|Sponsor||Rep. Moore, Gwen|
|Date||March 12, 2013 (113th Congress, 1st Session)|
|Staff Contact||Ed Bedard|
On Tuesday, March 12, 2013, the House is scheduled to consider H.R. 1035, a bill to require a study of voluntary community-based flood insurance options and how such options could be incorporated into the national flood insurance program, under a suspension of the rules. The bill was introduced on March 7, 2013 by Rep. Gwen Moore (D-WI) and referred to the Committee on Financial Services.
H.R. 1035 requires FEMA to conduct a study to assess options, methods, and strategies for making available voluntary community-based flood insurance policies through the National Flood Insurance Program (NFIP), and report its recommendations for implementation to Congress within 18 months. Additionally, it requires GAO to analyze FEMA's report and submit its comments or recommendations to Congress within 6 months.

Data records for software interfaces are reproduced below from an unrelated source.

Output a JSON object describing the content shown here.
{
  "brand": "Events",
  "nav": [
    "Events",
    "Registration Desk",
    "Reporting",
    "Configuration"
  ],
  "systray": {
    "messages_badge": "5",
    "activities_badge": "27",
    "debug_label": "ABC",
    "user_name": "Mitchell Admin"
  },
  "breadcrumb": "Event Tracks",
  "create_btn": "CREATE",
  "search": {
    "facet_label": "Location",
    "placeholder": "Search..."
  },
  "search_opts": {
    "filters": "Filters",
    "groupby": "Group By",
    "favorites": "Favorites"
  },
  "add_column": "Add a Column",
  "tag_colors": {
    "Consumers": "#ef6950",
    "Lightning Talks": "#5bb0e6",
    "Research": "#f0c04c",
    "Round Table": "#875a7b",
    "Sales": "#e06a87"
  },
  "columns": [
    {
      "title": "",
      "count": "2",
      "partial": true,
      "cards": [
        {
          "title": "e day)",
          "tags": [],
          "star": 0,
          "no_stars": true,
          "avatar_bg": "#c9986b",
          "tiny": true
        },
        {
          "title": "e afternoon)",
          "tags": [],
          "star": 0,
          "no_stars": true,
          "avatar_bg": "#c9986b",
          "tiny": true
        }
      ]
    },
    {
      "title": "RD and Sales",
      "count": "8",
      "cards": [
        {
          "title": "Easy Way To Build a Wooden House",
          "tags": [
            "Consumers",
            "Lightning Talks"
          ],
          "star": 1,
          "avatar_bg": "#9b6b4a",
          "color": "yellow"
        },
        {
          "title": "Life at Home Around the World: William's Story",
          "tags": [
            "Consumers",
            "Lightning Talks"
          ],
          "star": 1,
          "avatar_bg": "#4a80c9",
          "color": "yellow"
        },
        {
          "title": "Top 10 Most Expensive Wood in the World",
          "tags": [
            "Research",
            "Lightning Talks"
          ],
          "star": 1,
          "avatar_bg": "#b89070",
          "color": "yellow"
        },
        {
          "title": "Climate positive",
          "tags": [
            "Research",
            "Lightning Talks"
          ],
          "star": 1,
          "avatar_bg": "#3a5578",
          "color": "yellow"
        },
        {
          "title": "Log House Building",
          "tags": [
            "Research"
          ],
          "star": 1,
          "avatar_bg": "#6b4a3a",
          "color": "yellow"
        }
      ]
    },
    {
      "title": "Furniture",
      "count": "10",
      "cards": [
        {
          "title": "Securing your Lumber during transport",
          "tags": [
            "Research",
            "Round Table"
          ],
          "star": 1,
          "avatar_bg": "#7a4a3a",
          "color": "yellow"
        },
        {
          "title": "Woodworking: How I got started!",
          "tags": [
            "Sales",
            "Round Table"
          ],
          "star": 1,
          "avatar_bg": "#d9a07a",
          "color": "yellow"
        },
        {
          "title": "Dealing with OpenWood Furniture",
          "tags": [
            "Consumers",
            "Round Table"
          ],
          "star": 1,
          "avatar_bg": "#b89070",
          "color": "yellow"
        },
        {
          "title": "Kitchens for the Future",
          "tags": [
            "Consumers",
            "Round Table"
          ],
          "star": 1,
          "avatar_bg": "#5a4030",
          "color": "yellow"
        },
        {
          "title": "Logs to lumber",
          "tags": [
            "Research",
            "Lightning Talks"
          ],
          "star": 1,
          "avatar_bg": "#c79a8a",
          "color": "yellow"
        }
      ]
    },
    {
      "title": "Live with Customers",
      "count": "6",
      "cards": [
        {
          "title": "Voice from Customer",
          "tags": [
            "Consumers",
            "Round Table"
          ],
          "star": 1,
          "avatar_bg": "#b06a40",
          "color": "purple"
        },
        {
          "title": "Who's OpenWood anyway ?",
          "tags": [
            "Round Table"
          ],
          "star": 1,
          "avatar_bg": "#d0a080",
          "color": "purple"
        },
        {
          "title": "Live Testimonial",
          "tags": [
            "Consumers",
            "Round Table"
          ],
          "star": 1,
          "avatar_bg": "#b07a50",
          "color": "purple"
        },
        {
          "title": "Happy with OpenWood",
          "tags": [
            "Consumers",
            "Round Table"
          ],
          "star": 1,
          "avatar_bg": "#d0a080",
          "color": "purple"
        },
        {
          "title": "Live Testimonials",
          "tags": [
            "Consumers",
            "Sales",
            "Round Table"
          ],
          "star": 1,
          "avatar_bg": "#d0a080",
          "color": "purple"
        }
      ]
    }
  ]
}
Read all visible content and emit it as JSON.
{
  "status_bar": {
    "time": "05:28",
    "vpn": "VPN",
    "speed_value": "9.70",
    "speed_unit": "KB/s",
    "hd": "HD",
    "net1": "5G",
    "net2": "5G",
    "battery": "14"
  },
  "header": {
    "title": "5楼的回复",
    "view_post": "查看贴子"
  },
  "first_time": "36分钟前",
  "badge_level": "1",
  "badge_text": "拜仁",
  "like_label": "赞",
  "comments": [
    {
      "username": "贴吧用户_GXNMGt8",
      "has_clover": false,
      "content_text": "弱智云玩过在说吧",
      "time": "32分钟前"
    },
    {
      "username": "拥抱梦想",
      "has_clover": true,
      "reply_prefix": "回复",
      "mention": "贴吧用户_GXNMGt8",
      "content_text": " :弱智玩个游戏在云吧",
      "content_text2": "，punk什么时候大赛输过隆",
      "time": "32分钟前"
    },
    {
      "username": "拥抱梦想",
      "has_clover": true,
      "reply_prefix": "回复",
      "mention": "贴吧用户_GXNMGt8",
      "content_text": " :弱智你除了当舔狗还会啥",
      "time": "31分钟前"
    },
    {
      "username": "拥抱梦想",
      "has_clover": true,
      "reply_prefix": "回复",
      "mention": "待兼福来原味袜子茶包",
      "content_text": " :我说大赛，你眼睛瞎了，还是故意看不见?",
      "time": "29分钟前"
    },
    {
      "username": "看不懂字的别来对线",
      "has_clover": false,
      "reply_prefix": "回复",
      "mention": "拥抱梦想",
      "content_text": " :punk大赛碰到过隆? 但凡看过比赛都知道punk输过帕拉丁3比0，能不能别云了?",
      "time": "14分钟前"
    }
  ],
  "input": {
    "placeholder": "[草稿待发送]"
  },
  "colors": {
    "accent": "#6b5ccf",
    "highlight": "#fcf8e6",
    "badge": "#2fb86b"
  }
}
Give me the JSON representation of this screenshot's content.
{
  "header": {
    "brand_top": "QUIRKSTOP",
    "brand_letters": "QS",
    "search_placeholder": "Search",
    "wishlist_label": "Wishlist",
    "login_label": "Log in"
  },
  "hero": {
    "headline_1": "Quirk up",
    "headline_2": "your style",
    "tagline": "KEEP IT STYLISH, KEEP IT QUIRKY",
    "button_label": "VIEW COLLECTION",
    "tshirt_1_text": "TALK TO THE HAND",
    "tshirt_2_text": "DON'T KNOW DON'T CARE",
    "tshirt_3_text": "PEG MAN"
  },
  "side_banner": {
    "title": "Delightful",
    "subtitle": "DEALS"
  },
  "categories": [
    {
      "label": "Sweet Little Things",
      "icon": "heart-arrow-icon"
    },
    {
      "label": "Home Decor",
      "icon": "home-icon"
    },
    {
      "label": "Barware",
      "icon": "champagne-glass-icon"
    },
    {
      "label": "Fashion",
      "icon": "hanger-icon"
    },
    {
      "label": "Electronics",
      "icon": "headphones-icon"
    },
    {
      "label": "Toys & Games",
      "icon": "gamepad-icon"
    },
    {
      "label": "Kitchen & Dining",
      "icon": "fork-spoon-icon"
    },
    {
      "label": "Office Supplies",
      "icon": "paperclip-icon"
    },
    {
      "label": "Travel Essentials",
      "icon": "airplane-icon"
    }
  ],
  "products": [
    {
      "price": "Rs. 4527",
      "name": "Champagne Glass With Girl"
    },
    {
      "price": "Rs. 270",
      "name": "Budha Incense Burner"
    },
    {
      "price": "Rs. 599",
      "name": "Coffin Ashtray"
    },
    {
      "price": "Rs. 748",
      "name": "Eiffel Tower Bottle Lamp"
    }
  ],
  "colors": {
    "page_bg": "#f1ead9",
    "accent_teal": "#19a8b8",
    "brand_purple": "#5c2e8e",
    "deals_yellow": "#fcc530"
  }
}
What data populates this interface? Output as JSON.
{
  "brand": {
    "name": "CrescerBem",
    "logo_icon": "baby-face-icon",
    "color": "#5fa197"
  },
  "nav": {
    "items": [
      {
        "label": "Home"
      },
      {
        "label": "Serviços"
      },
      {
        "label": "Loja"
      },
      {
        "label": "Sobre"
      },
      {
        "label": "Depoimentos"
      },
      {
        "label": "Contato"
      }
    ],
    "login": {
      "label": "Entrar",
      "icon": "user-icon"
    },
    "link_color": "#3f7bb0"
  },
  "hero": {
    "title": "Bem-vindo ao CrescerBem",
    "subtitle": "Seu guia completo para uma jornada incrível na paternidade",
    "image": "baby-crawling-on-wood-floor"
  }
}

In 1968, Congress established the NFIP as a way to reduce the public cost of widespread flood damage. Under the program, residents who reside in a floodplain and have a federally backed mortgage are required to have flood insurance. However, according to CRS, most at-risk individuals do not purchase the mandatory insurance. Some estimates say that less than 20 percent of Americans in flood-zone areas have flood insurance.
H.R. 1035 would mitigate some of these problems by requiring FEMA to study the feasibility of community-based flood insurance policies, in which a local community (e.g. a town, village, etc.) would purchase insurance for all of its residents.
Similar provisions have passed the House previously. During negotiations in the 112th Congress to reauthorize the NFIP, the House version included the bipartisan measure, but it was dropped at the last moment due to an oversight by the Senate. Subsequently, the House passed the provision as a stand-alone in H.R. 6186 on September 10, 2012 by a recorded vote of 364-11 (Roll Call #559). For more information, please see the Legislative Digest on H.R. 6186, located here.
There is no CBO score currently available. However, CBO said of H.R. 6186 that, ““The costs of those studies would be discretionary and insignificant (i.e. less than $500,000) in each year.”